In spite of the excitement being generated over the Jumanji sequel when it was initially announced, particularly on the part of its star Dwayne Johnson, most of us had our doubts that it was going to work. For 90s kids and admirers of Robin Williams, the original is a fun family adventure and a classic, even if time has been unkind to the CGI effects. Could Johnson and the new cast capture the magic of Williams and co-stars Kirsten Dunst, David Alan Grier and Bonnie Hunt, a chemistry that worked so well, almost by accident?

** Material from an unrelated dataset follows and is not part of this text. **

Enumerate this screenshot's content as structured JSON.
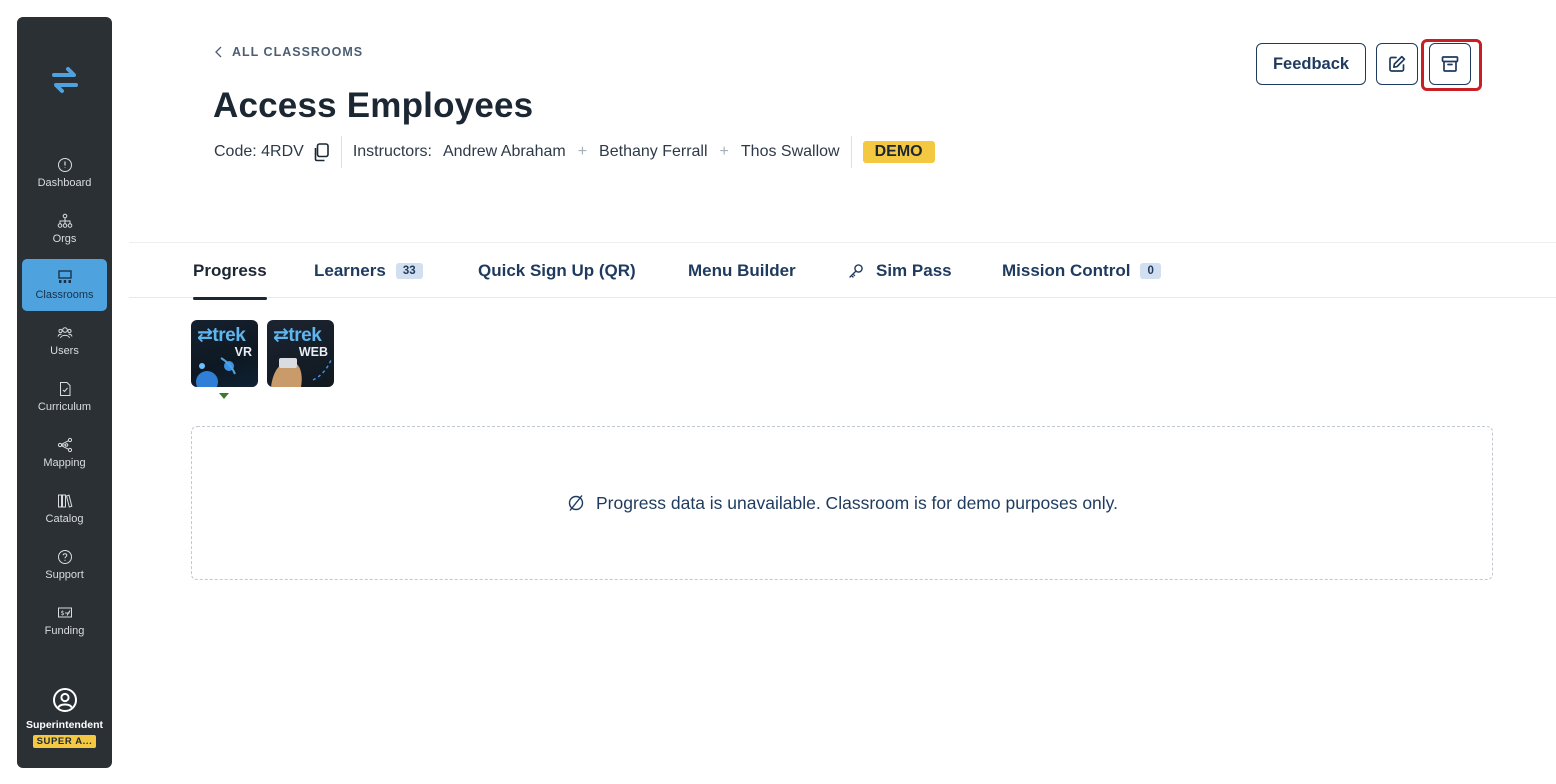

Not really.




Most of you readers will probably have seen a trailer for the film at this point, and it makes clear that most of the film’s humour is derived from the stars that you know and love – Johnson, Kevin Hart, Jack Black and Karen Gillan – playing teenagers trapped in bodies they’re not used to. Martha is now assassin Ruby Roundhouse, portrayed by Karen Gillan (I’m not going to get too into the whole ‘sexualisation of women via her costume’ debate here but I will say that that’s how many young women in these video games are dressed and I’m giving the movie the benefit of the doubt that they’re consciously commentating on that); the jock has turned into little guy Kevin Hart; the pretty, narcissistic girl becomes Jack Black; and Dwayne Johnson is an insecure nerd? Get outta town!

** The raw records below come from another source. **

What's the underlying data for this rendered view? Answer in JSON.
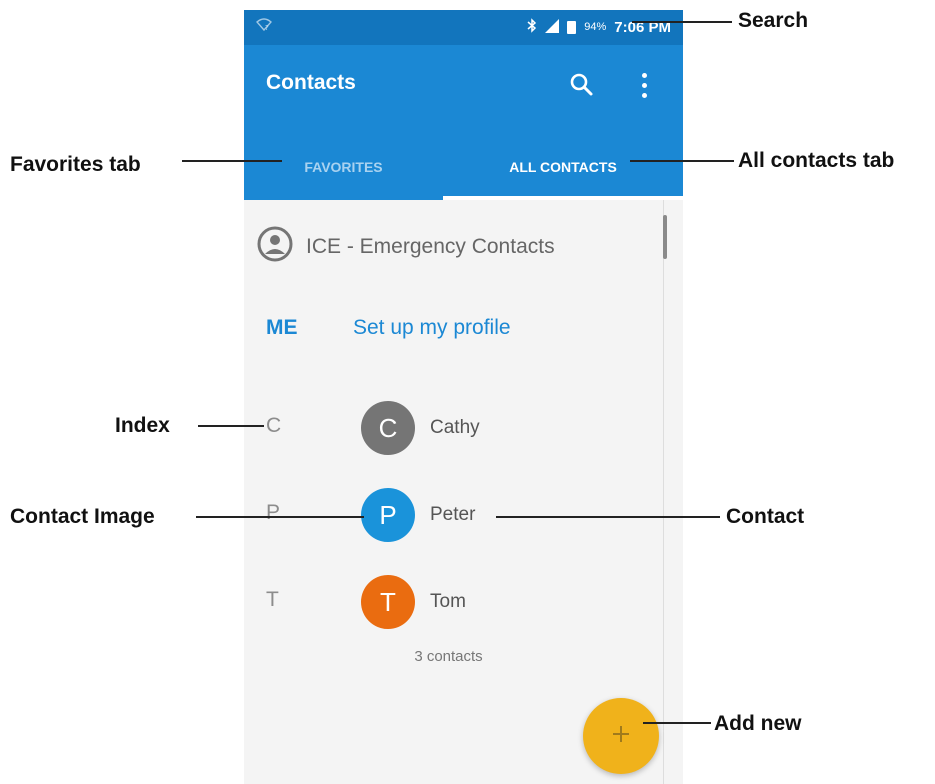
{
  "status_bar": {
    "battery": "94%",
    "time": "7:06 PM",
    "icons": [
      "wifi-icon",
      "bluetooth-icon",
      "signal-icon",
      "battery-icon"
    ]
  },
  "app_bar": {
    "title": "Contacts",
    "actions": [
      "search-icon",
      "more-vert-icon"
    ]
  },
  "tabs": [
    {
      "label": "FAVORITES",
      "selected": false
    },
    {
      "label": "ALL CONTACTS",
      "selected": true
    }
  ],
  "ice": {
    "label": "ICE - Emergency Contacts",
    "icon": "account-circle-icon"
  },
  "me": {
    "label": "ME",
    "action": "Set up my profile"
  },
  "contacts": [
    {
      "index": "C",
      "initial": "C",
      "name": "Cathy",
      "color": "#757575"
    },
    {
      "index": "P",
      "initial": "P",
      "name": "Peter",
      "color": "#1a93da"
    },
    {
      "index": "T",
      "initial": "T",
      "name": "Tom",
      "color": "#ea6c10"
    }
  ],
  "contact_count": "3 contacts",
  "fab": {
    "icon": "plus-icon",
    "color": "#f0b21b"
  },
  "annotations": {
    "search": "Search",
    "favorites_tab": "Favorites tab",
    "all_contacts_tab": "All contacts tab",
    "index": "Index",
    "contact_image": "Contact Image",
    "contact": "Contact",
    "add_new": "Add new"
  },
  "colors": {
    "status_bar": "#1275bd",
    "app_bar": "#1b88d4",
    "accent": "#1b88d4",
    "background": "#f4f4f4"
  }
}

The film’s sense of humour is quickly derived to be of a very silly, immature nature (think Goosebumps or Ghostbusters), which isn’t necessarily a bad thing. It’s a little scary, so as to be exciting rather than frightening for young people, so it should appeal to kids and families on that basis. Frustratingly though, the film’s running length of nearly 2 hours will likely leave everyone restless as it inches towards the finale. Moreover, its 12A cert is problematic for younger kids and there are a few too many penis jokes for a lower age bracket. It’s also worth noting that director Jake Kasdan’s previous works include the likes of Bad Teacher and Sex Tape so it is a bit of an odd choice to be the helmer of a family adventure.




There are some funny quips about the awkwardness of teenagehood and the scenes where Jack Black and Karen Gillan interact as ‘teenage girls’ work well. Black is hands-down the funniest in the whole bunch and, for one of the first times on the big screen, Johnson gets a bit lost among his co-stars. You don’t have to have seen the first to follow it (in fact, fans of the original will likely be unhappy with how, with just one mention of Alan Parrish, the film does not pay tribute to its ‘legacy’ as was previously proposed), but it’s not really worth your time.